-------- INFORMATION GIVEN

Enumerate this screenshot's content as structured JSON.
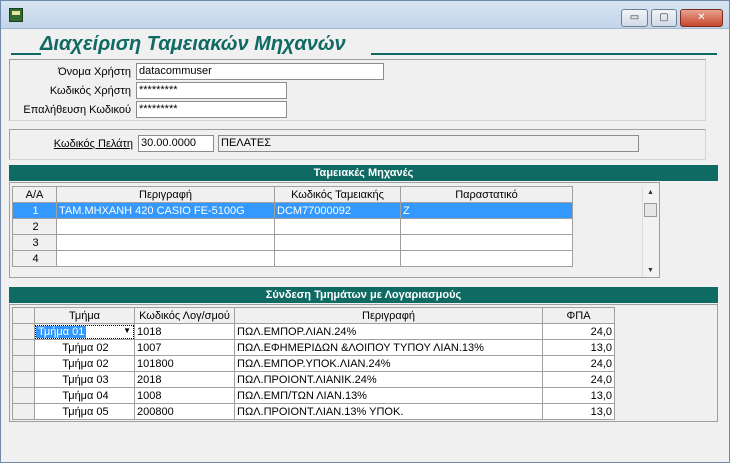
{
  "title": "Διαχείριση Ταμειακών Μηχανών",
  "window_buttons": {
    "minimize": "▭",
    "maximize": "▢",
    "close": "✕"
  },
  "login": {
    "username_label": "Όνομα Χρήστη",
    "username_value": "datacommuser",
    "password_label": "Κωδικός Χρήστη",
    "password_value": "*********",
    "confirm_label": "Επαλήθευση Κωδικού",
    "confirm_value": "*********"
  },
  "customer": {
    "label": "Κωδικός Πελάτη",
    "code": "30.00.0000",
    "name": "ΠΕΛΑΤΕΣ"
  },
  "machines": {
    "title": "Ταμειακές Μηχανές",
    "headers": [
      "Α/Α",
      "Περιγραφή",
      "Κωδικός Ταμειακής",
      "Παραστατικό"
    ],
    "rows": [
      [
        "1",
        "ΤΑΜ.ΜΗΧΑΝΗ 420 CASIO FE-5100G",
        "DCM77000092",
        "Z"
      ],
      [
        "2",
        "",
        "",
        ""
      ],
      [
        "3",
        "",
        "",
        ""
      ],
      [
        "4",
        "",
        "",
        ""
      ]
    ]
  },
  "departments": {
    "title": "Σύνδεση Τμημάτων με Λογαριασμούς",
    "headers": [
      "Τμήμα",
      "Κωδικός Λογ/σμού",
      "Περιγραφή",
      "ΦΠΑ"
    ],
    "rows": [
      [
        "Τμήμα 01",
        "1018",
        "ΠΩΛ.ΕΜΠΟΡ.ΛΙΑΝ.24%",
        "24,0"
      ],
      [
        "Τμήμα 02",
        "1007",
        "ΠΩΛ.ΕΦΗΜΕΡΙΔΩΝ &ΛΟΙΠΟΥ ΤΥΠΟΥ ΛΙΑΝ.13%",
        "13,0"
      ],
      [
        "Τμήμα 02",
        "101800",
        "ΠΩΛ.ΕΜΠΟΡ.ΥΠΟΚ.ΛΙΑΝ.24%",
        "24,0"
      ],
      [
        "Τμήμα 03",
        "2018",
        "ΠΩΛ.ΠΡΟΙΟΝΤ.ΛΙΑΝΙΚ.24%",
        "24,0"
      ],
      [
        "Τμήμα 04",
        "1008",
        "ΠΩΛ.ΕΜΠ/ΤΩΝ ΛΙΑΝ.13%",
        "13,0"
      ],
      [
        "Τμήμα 05",
        "200800",
        "ΠΩΛ.ΠΡΟΙΟΝΤ.ΛΙΑΝ.13% ΥΠΟΚ.",
        "13,0"
      ]
    ]
  }
}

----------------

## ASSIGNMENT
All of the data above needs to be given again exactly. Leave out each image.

## RESULT BELOW
Enumerate this screenshot's content as structured JSON.
{
  "title": "Διαχείριση Ταμειακών Μηχανών",
  "window_buttons": {
    "minimize": "▭",
    "maximize": "▢",
    "close": "✕"
  },
  "login": {
    "username_label": "Όνομα Χρήστη",
    "username_value": "datacommuser",
    "password_label": "Κωδικός Χρήστη",
    "password_value": "*********",
    "confirm_label": "Επαλήθευση Κωδικού",
    "confirm_value": "*********"
  },
  "customer": {
    "label": "Κωδικός Πελάτη",
    "code": "30.00.0000",
    "name": "ΠΕΛΑΤΕΣ"
  },
  "machines": {
    "title": "Ταμειακές Μηχανές",
    "headers": [
      "Α/Α",
      "Περιγραφή",
      "Κωδικός Ταμειακής",
      "Παραστατικό"
    ],
    "rows": [
      [
        "1",
        "ΤΑΜ.ΜΗΧΑΝΗ 420 CASIO FE-5100G",
        "DCM77000092",
        "Z"
      ],
      [
        "2",
        "",
        "",
        ""
      ],
      [
        "3",
        "",
        "",
        ""
      ],
      [
        "4",
        "",
        "",
        ""
      ]
    ]
  },
  "departments": {
    "title": "Σύνδεση Τμημάτων με Λογαριασμούς",
    "headers": [
      "Τμήμα",
      "Κωδικός Λογ/σμού",
      "Περιγραφή",
      "ΦΠΑ"
    ],
    "rows": [
      [
        "Τμήμα 01",
        "1018",
        "ΠΩΛ.ΕΜΠΟΡ.ΛΙΑΝ.24%",
        "24,0"
      ],
      [
        "Τμήμα 02",
        "1007",
        "ΠΩΛ.ΕΦΗΜΕΡΙΔΩΝ &ΛΟΙΠΟΥ ΤΥΠΟΥ ΛΙΑΝ.13%",
        "13,0"
      ],
      [
        "Τμήμα 02",
        "101800",
        "ΠΩΛ.ΕΜΠΟΡ.ΥΠΟΚ.ΛΙΑΝ.24%",
        "24,0"
      ],
      [
        "Τμήμα 03",
        "2018",
        "ΠΩΛ.ΠΡΟΙΟΝΤ.ΛΙΑΝΙΚ.24%",
        "24,0"
      ],
      [
        "Τμήμα 04",
        "1008",
        "ΠΩΛ.ΕΜΠ/ΤΩΝ ΛΙΑΝ.13%",
        "13,0"
      ],
      [
        "Τμήμα 05",
        "200800",
        "ΠΩΛ.ΠΡΟΙΟΝΤ.ΛΙΑΝ.13% ΥΠΟΚ.",
        "13,0"
      ]
    ]
  }
}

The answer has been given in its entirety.